======== Data in this exercise ========
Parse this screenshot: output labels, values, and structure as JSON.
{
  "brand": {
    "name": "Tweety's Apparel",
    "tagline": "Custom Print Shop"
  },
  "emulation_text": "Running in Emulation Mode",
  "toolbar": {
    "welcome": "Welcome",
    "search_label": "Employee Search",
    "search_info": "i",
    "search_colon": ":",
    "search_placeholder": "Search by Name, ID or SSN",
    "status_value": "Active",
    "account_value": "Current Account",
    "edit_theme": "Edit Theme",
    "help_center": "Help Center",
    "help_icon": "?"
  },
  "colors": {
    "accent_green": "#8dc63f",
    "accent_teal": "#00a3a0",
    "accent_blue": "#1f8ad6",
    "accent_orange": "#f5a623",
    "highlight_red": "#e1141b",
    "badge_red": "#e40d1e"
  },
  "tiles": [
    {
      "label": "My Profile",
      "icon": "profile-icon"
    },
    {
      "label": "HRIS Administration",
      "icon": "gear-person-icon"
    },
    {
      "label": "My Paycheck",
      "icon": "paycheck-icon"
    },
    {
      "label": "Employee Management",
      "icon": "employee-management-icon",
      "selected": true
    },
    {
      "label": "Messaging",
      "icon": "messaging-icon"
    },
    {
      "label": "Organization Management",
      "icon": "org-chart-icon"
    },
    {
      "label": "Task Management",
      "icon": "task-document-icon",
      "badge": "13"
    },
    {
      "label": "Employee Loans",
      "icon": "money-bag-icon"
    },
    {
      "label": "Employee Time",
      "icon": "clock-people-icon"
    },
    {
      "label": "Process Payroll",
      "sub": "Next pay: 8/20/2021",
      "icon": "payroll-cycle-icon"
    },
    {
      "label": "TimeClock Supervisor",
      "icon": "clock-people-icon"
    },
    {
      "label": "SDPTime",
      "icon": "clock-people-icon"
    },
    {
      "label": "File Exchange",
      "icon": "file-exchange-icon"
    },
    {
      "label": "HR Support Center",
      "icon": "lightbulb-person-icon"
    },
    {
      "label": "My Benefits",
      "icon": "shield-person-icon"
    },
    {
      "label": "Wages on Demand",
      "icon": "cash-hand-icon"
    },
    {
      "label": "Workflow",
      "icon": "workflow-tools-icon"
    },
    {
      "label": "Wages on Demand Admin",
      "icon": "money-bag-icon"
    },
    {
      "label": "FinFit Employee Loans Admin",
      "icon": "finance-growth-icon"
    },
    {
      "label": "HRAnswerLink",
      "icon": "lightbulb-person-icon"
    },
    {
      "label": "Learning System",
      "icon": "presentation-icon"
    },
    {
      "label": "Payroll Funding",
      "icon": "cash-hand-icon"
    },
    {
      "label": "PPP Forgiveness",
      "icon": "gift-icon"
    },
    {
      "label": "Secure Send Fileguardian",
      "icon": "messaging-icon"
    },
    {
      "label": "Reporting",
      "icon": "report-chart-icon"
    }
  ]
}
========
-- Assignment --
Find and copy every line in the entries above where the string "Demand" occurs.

-- Solution for this problem --
      "label": "Wages on Demand",
      "label": "Wages on Demand Admin",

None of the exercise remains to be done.